• **RECORD EXTRACTS**
|---|

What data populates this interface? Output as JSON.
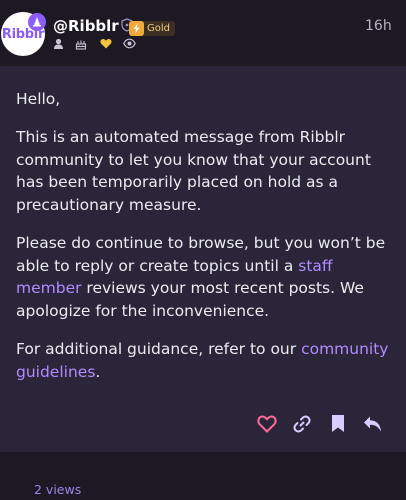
{
  "post": {
    "avatar_text": "Ribblr",
    "username": "@Ribblr",
    "badge": "Gold",
    "timestamp": "16h",
    "greeting": "Hello,",
    "p1": "This is an automated message from Ribblr community to let you know that your account has been temporarily placed on hold as a precautionary measure.",
    "p2_before": "Please do continue to browse, but you won’t be able to reply or create topics until a ",
    "p2_link": "staff member",
    "p2_after": " reviews your most recent posts. We apologize for the inconvenience.",
    "p3_before": "For additional guidance, refer to our ",
    "p3_link": "community guidelines",
    "p3_after": "."
  },
  "footer": {
    "views": "2 views"
  },
  "icons": {
    "user": "user-icon",
    "cake": "cake-icon",
    "heart_small": "heart-icon",
    "eye": "eye-icon",
    "like": "heart-icon",
    "link": "link-icon",
    "bookmark": "bookmark-icon",
    "reply": "reply-icon"
  },
  "colors": {
    "accent": "#b18cff",
    "brand": "#8b5cf6",
    "like": "#ff6b9a",
    "gold": "#f0a93c"
  }
}
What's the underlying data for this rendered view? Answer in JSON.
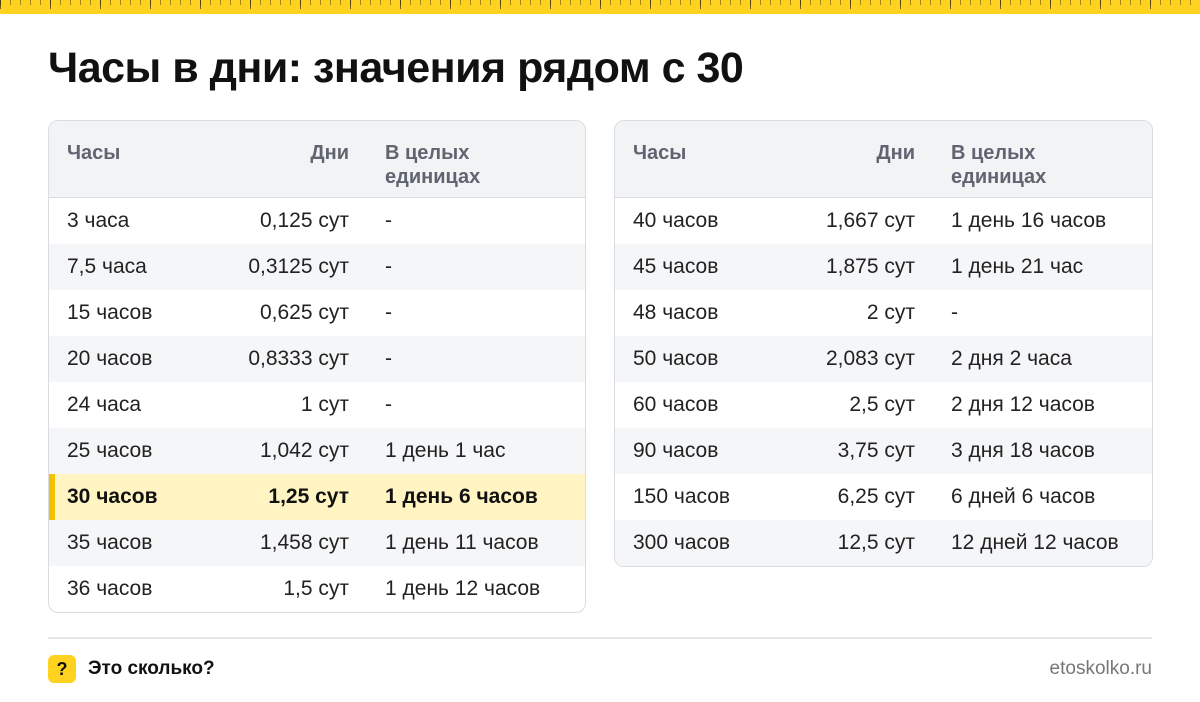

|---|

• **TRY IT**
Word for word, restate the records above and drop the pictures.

• **RESPONSE BOX**
What data populates this interface? Output as JSON.
{
  "post": {
    "avatar_text": "Ribblr",
    "username": "@Ribblr",
    "badge": "Gold",
    "timestamp": "16h",
    "greeting": "Hello,",
    "p1": "This is an automated message from Ribblr community to let you know that your account has been temporarily placed on hold as a precautionary measure.",
    "p2_before": "Please do continue to browse, but you won’t be able to reply or create topics until a ",
    "p2_link": "staff member",
    "p2_after": " reviews your most recent posts. We apologize for the inconvenience.",
    "p3_before": "For additional guidance, refer to our ",
    "p3_link": "community guidelines",
    "p3_after": "."
  },
  "footer": {
    "views": "2 views"
  },
  "icons": {
    "user": "user-icon",
    "cake": "cake-icon",
    "heart_small": "heart-icon",
    "eye": "eye-icon",
    "like": "heart-icon",
    "link": "link-icon",
    "bookmark": "bookmark-icon",
    "reply": "reply-icon"
  },
  "colors": {
    "accent": "#b18cff",
    "brand": "#8b5cf6",
    "like": "#ff6b9a",
    "gold": "#f0a93c"
  }
}
What's the underlying data for this rendered view? Answer in JSON.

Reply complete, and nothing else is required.